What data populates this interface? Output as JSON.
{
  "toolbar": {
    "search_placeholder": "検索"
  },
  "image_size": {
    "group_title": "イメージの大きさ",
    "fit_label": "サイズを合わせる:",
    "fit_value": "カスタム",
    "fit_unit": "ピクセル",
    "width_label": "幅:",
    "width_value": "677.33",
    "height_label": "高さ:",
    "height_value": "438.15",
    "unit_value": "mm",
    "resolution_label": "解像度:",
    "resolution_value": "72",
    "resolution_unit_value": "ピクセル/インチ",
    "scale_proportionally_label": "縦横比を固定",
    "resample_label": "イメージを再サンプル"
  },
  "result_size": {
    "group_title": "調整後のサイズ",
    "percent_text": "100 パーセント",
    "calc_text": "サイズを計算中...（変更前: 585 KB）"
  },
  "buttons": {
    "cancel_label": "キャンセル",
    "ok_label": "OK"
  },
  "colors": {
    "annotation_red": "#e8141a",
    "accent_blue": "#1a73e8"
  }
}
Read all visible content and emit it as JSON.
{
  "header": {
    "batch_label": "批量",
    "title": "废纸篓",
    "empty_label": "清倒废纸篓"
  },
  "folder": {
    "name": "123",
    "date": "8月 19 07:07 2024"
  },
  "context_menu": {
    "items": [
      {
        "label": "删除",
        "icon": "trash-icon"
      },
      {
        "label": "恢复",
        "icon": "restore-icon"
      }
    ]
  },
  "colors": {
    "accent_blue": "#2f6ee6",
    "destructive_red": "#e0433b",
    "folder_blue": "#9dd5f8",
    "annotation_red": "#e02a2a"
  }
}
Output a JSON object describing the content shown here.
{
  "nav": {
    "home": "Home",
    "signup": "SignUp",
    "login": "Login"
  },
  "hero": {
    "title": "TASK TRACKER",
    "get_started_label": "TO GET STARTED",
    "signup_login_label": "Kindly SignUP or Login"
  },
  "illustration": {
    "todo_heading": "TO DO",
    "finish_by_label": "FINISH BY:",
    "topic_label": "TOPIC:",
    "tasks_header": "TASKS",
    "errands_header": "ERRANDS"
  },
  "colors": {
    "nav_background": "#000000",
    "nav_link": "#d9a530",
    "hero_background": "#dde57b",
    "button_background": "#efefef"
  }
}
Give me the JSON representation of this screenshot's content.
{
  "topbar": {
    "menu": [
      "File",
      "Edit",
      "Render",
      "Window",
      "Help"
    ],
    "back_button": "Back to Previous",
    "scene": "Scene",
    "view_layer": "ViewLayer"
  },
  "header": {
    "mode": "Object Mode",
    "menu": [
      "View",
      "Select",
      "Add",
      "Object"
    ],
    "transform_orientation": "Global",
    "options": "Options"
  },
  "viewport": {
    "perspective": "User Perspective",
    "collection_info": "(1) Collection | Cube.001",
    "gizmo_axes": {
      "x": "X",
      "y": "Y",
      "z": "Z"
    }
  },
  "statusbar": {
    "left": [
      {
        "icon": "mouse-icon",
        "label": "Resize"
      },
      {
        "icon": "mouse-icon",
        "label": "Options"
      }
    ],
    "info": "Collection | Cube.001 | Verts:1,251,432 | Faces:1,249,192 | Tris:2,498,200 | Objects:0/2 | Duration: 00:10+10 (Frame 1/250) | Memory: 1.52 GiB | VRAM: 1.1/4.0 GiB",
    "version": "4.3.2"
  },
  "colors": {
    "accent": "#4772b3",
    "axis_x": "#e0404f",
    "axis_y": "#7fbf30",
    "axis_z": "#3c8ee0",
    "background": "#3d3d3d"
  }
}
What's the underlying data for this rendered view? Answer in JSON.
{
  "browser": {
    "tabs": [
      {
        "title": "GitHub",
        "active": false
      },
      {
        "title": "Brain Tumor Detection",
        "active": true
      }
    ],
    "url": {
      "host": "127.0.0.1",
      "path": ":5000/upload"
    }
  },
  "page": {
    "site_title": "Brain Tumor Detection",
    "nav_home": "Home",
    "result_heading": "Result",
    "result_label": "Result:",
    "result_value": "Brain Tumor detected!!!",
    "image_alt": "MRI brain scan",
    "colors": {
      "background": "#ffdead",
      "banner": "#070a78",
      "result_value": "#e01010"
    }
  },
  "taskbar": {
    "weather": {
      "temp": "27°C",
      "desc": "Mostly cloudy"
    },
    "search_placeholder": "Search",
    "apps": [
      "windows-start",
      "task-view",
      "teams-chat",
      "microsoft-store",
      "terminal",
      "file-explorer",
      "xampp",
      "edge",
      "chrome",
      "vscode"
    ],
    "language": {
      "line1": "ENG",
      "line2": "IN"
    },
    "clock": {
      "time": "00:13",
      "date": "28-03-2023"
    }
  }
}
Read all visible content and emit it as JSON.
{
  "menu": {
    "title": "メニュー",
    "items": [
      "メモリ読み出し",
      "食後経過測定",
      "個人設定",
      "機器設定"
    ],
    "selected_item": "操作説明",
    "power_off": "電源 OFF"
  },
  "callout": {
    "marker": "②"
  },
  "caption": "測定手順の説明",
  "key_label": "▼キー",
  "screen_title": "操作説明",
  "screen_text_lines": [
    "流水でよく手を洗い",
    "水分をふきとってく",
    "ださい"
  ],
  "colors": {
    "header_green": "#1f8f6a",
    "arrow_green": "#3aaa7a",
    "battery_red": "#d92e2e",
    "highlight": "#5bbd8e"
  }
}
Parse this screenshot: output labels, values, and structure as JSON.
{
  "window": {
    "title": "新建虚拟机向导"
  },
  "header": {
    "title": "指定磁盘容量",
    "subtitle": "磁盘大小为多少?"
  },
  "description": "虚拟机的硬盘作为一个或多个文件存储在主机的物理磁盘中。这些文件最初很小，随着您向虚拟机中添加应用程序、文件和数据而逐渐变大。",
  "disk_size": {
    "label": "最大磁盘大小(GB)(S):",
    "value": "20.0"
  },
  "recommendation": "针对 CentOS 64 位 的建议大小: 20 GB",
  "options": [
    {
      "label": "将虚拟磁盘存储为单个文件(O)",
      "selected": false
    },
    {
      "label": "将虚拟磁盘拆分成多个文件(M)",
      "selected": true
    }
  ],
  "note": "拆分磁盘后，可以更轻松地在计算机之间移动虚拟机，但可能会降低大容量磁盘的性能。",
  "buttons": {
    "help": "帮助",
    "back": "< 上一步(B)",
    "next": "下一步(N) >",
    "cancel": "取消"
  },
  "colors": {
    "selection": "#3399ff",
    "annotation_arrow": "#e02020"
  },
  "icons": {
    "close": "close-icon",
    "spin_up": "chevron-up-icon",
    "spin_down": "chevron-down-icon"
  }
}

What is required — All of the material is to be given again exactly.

Response for this exercise —
What data populates this interface? Output as JSON.
{
  "toolbar": {
    "search_placeholder": "検索"
  },
  "image_size": {
    "group_title": "イメージの大きさ",
    "fit_label": "サイズを合わせる:",
    "fit_value": "カスタム",
    "fit_unit": "ピクセル",
    "width_label": "幅:",
    "width_value": "677.33",
    "height_label": "高さ:",
    "height_value": "438.15",
    "unit_value": "mm",
    "resolution_label": "解像度:",
    "resolution_value": "72",
    "resolution_unit_value": "ピクセル/インチ",
    "scale_proportionally_label": "縦横比を固定",
    "resample_label": "イメージを再サンプル"
  },
  "result_size": {
    "group_title": "調整後のサイズ",
    "percent_text": "100 パーセント",
    "calc_text": "サイズを計算中...（変更前: 585 KB）"
  },
  "buttons": {
    "cancel_label": "キャンセル",
    "ok_label": "OK"
  },
  "colors": {
    "annotation_red": "#e8141a",
    "accent_blue": "#1a73e8"
  }
}
Read all visible content and emit it as JSON.
{
  "header": {
    "batch_label": "批量",
    "title": "废纸篓",
    "empty_label": "清倒废纸篓"
  },
  "folder": {
    "name": "123",
    "date": "8月 19 07:07 2024"
  },
  "context_menu": {
    "items": [
      {
        "label": "删除",
        "icon": "trash-icon"
      },
      {
        "label": "恢复",
        "icon": "restore-icon"
      }
    ]
  },
  "colors": {
    "accent_blue": "#2f6ee6",
    "destructive_red": "#e0433b",
    "folder_blue": "#9dd5f8",
    "annotation_red": "#e02a2a"
  }
}
Output a JSON object describing the content shown here.
{
  "nav": {
    "home": "Home",
    "signup": "SignUp",
    "login": "Login"
  },
  "hero": {
    "title": "TASK TRACKER",
    "get_started_label": "TO GET STARTED",
    "signup_login_label": "Kindly SignUP or Login"
  },
  "illustration": {
    "todo_heading": "TO DO",
    "finish_by_label": "FINISH BY:",
    "topic_label": "TOPIC:",
    "tasks_header": "TASKS",
    "errands_header": "ERRANDS"
  },
  "colors": {
    "nav_background": "#000000",
    "nav_link": "#d9a530",
    "hero_background": "#dde57b",
    "button_background": "#efefef"
  }
}
Give me the JSON representation of this screenshot's content.
{
  "topbar": {
    "menu": [
      "File",
      "Edit",
      "Render",
      "Window",
      "Help"
    ],
    "back_button": "Back to Previous",
    "scene": "Scene",
    "view_layer": "ViewLayer"
  },
  "header": {
    "mode": "Object Mode",
    "menu": [
      "View",
      "Select",
      "Add",
      "Object"
    ],
    "transform_orientation": "Global",
    "options": "Options"
  },
  "viewport": {
    "perspective": "User Perspective",
    "collection_info": "(1) Collection | Cube.001",
    "gizmo_axes": {
      "x": "X",
      "y": "Y",
      "z": "Z"
    }
  },
  "statusbar": {
    "left": [
      {
        "icon": "mouse-icon",
        "label": "Resize"
      },
      {
        "icon": "mouse-icon",
        "label": "Options"
      }
    ],
    "info": "Collection | Cube.001 | Verts:1,251,432 | Faces:1,249,192 | Tris:2,498,200 | Objects:0/2 | Duration: 00:10+10 (Frame 1/250) | Memory: 1.52 GiB | VRAM: 1.1/4.0 GiB",
    "version": "4.3.2"
  },
  "colors": {
    "accent": "#4772b3",
    "axis_x": "#e0404f",
    "axis_y": "#7fbf30",
    "axis_z": "#3c8ee0",
    "background": "#3d3d3d"
  }
}
What's the underlying data for this rendered view? Answer in JSON.
{
  "browser": {
    "tabs": [
      {
        "title": "GitHub",
        "active": false
      },
      {
        "title": "Brain Tumor Detection",
        "active": true
      }
    ],
    "url": {
      "host": "127.0.0.1",
      "path": ":5000/upload"
    }
  },
  "page": {
    "site_title": "Brain Tumor Detection",
    "nav_home": "Home",
    "result_heading": "Result",
    "result_label": "Result:",
    "result_value": "Brain Tumor detected!!!",
    "image_alt": "MRI brain scan",
    "colors": {
      "background": "#ffdead",
      "banner": "#070a78",
      "result_value": "#e01010"
    }
  },
  "taskbar": {
    "weather": {
      "temp": "27°C",
      "desc": "Mostly cloudy"
    },
    "search_placeholder": "Search",
    "apps": [
      "windows-start",
      "task-view",
      "teams-chat",
      "microsoft-store",
      "terminal",
      "file-explorer",
      "xampp",
      "edge",
      "chrome",
      "vscode"
    ],
    "language": {
      "line1": "ENG",
      "line2": "IN"
    },
    "clock": {
      "time": "00:13",
      "date": "28-03-2023"
    }
  }
}
Read all visible content and emit it as JSON.
{
  "menu": {
    "title": "メニュー",
    "items": [
      "メモリ読み出し",
      "食後経過測定",
      "個人設定",
      "機器設定"
    ],
    "selected_item": "操作説明",
    "power_off": "電源 OFF"
  },
  "callout": {
    "marker": "②"
  },
  "caption": "測定手順の説明",
  "key_label": "▼キー",
  "screen_title": "操作説明",
  "screen_text_lines": [
    "流水でよく手を洗い",
    "水分をふきとってく",
    "ださい"
  ],
  "colors": {
    "header_green": "#1f8f6a",
    "arrow_green": "#3aaa7a",
    "battery_red": "#d92e2e",
    "highlight": "#5bbd8e"
  }
}
Parse this screenshot: output labels, values, and structure as JSON.
{
  "window": {
    "title": "新建虚拟机向导"
  },
  "header": {
    "title": "指定磁盘容量",
    "subtitle": "磁盘大小为多少?"
  },
  "description": "虚拟机的硬盘作为一个或多个文件存储在主机的物理磁盘中。这些文件最初很小，随着您向虚拟机中添加应用程序、文件和数据而逐渐变大。",
  "disk_size": {
    "label": "最大磁盘大小(GB)(S):",
    "value": "20.0"
  },
  "recommendation": "针对 CentOS 64 位 的建议大小: 20 GB",
  "options": [
    {
      "label": "将虚拟磁盘存储为单个文件(O)",
      "selected": false
    },
    {
      "label": "将虚拟磁盘拆分成多个文件(M)",
      "selected": true
    }
  ],
  "note": "拆分磁盘后，可以更轻松地在计算机之间移动虚拟机，但可能会降低大容量磁盘的性能。",
  "buttons": {
    "help": "帮助",
    "back": "< 上一步(B)",
    "next": "下一步(N) >",
    "cancel": "取消"
  },
  "colors": {
    "selection": "#3399ff",
    "annotation_arrow": "#e02020"
  },
  "icons": {
    "close": "close-icon",
    "spin_up": "chevron-up-icon",
    "spin_down": "chevron-down-icon"
  }
}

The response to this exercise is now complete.